EXERCISE DESCRIPTION
The reply is to be an exact repetition of the entries that follow, with each picture left out.

═══ EXERCISE DATA

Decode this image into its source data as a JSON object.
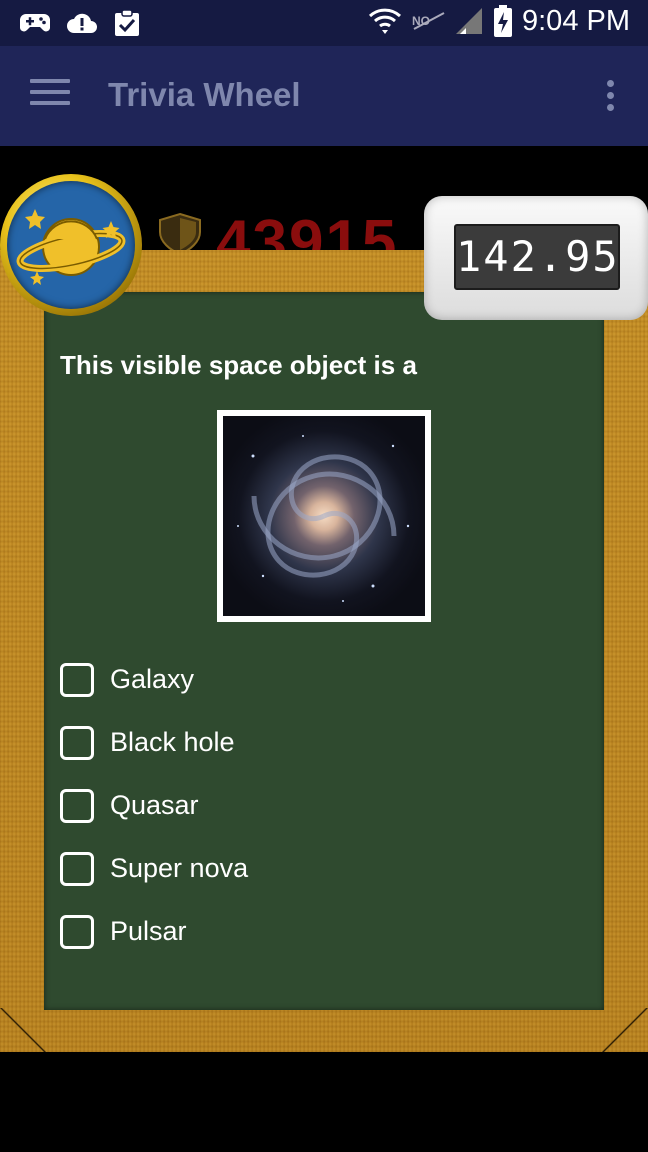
{
  "status_bar": {
    "time": "9:04 PM",
    "left_icons": [
      "gamepad-icon",
      "cloud-alert-icon",
      "clipboard-check-icon"
    ],
    "right_icons": [
      "wifi-icon",
      "no-signal-icon",
      "cell-signal-icon",
      "battery-charging-icon"
    ]
  },
  "app_bar": {
    "title": "Trivia Wheel",
    "menu_icon": "hamburger-menu-icon",
    "overflow_icon": "more-vert-icon"
  },
  "game": {
    "score": "43915",
    "timer": "142.95",
    "category_icon": "planet-icon",
    "question": "This visible space object is a",
    "image_subject": "spiral-galaxy",
    "options": [
      {
        "label": "Galaxy",
        "checked": false
      },
      {
        "label": "Black hole",
        "checked": false
      },
      {
        "label": "Quasar",
        "checked": false
      },
      {
        "label": "Super nova",
        "checked": false
      },
      {
        "label": "Pulsar",
        "checked": false
      }
    ]
  },
  "colors": {
    "status_bar": "#151a42",
    "app_bar": "#1f2558",
    "app_bar_text": "#7f87ad",
    "board": "#2f4a2f",
    "frame": "#c68f22",
    "score": "#8a0d0d"
  }
}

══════

ANSWER
Decode this image into its source data as a JSON object.
{
  "status_bar": {
    "time": "9:04 PM",
    "left_icons": [
      "gamepad-icon",
      "cloud-alert-icon",
      "clipboard-check-icon"
    ],
    "right_icons": [
      "wifi-icon",
      "no-signal-icon",
      "cell-signal-icon",
      "battery-charging-icon"
    ]
  },
  "app_bar": {
    "title": "Trivia Wheel",
    "menu_icon": "hamburger-menu-icon",
    "overflow_icon": "more-vert-icon"
  },
  "game": {
    "score": "43915",
    "timer": "142.95",
    "category_icon": "planet-icon",
    "question": "This visible space object is a",
    "image_subject": "spiral-galaxy",
    "options": [
      {
        "label": "Galaxy",
        "checked": false
      },
      {
        "label": "Black hole",
        "checked": false
      },
      {
        "label": "Quasar",
        "checked": false
      },
      {
        "label": "Super nova",
        "checked": false
      },
      {
        "label": "Pulsar",
        "checked": false
      }
    ]
  },
  "colors": {
    "status_bar": "#151a42",
    "app_bar": "#1f2558",
    "app_bar_text": "#7f87ad",
    "board": "#2f4a2f",
    "frame": "#c68f22",
    "score": "#8a0d0d"
  }
}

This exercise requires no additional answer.